▶ Stored dataset items:
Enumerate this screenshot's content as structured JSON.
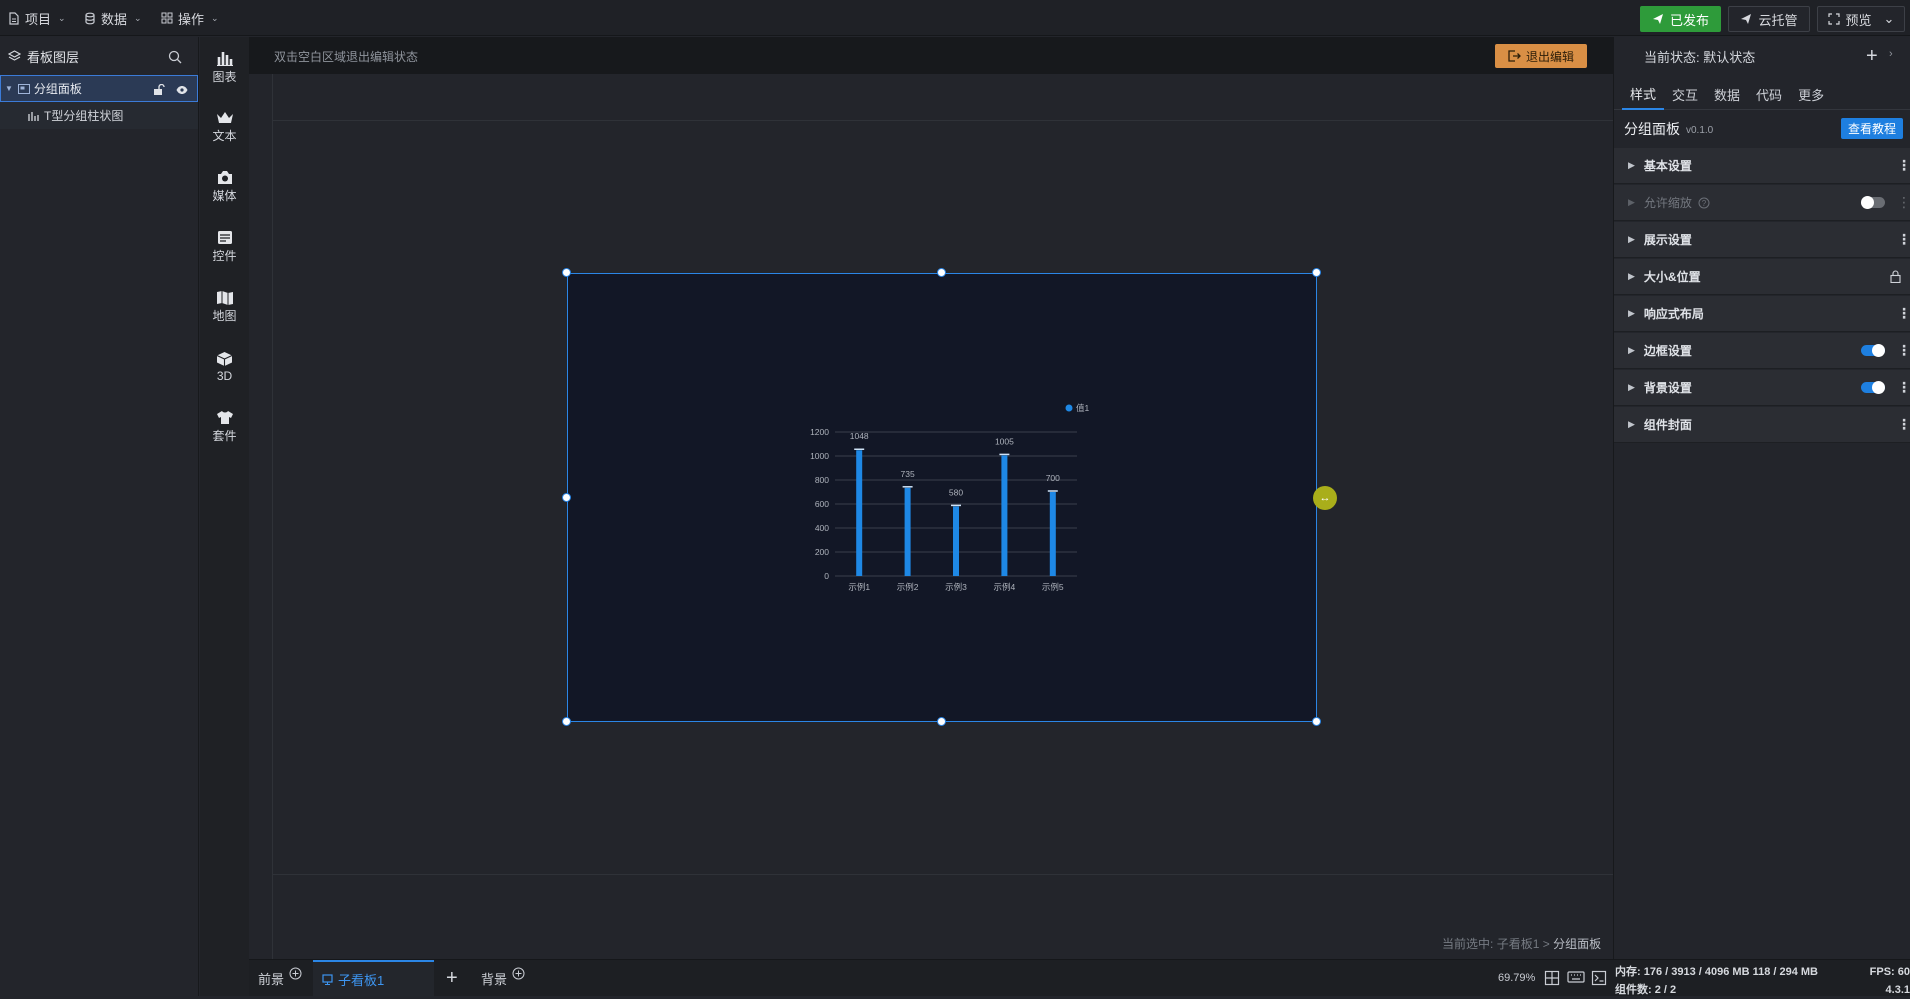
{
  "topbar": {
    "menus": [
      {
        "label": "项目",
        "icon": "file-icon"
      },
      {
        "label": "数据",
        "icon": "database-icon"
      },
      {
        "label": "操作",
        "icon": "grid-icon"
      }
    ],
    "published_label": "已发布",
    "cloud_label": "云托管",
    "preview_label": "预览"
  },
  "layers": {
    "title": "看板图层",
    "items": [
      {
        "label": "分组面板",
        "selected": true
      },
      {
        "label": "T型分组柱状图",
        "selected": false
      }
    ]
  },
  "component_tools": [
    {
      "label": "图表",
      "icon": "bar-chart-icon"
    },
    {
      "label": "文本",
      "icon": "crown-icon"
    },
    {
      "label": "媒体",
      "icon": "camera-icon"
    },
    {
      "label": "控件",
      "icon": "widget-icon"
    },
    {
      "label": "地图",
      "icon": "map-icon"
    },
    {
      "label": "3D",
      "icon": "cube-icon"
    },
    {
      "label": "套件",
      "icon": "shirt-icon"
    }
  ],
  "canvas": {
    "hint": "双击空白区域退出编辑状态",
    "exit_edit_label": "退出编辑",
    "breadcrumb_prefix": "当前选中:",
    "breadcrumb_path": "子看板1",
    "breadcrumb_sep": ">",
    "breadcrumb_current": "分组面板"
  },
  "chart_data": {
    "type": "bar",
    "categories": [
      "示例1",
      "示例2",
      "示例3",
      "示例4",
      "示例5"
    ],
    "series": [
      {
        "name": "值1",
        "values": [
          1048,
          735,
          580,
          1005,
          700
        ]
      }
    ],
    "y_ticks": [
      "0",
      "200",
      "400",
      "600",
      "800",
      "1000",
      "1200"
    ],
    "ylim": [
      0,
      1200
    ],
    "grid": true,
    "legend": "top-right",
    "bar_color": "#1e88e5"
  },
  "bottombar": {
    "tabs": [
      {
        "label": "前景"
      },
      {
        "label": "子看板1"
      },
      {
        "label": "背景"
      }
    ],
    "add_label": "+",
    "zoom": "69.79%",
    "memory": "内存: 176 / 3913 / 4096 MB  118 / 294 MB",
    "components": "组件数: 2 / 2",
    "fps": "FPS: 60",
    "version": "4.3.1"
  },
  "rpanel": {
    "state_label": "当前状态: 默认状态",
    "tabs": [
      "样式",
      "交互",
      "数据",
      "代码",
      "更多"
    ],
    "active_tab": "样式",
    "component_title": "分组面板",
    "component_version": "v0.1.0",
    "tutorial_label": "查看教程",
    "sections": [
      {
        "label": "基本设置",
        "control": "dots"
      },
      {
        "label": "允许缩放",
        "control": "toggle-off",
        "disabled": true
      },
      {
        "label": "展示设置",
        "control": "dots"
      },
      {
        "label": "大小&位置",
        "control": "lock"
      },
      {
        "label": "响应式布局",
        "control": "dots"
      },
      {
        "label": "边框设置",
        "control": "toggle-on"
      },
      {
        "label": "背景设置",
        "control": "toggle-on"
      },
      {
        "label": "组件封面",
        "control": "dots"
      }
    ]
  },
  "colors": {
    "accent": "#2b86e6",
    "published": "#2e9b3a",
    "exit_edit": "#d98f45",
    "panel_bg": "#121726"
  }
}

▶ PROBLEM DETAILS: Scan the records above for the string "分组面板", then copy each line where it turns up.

▶ YOUR RESPONSE:
        "label": "分组面板",
    "breadcrumb_current": "分组面板"
    "component_title": "分组面板",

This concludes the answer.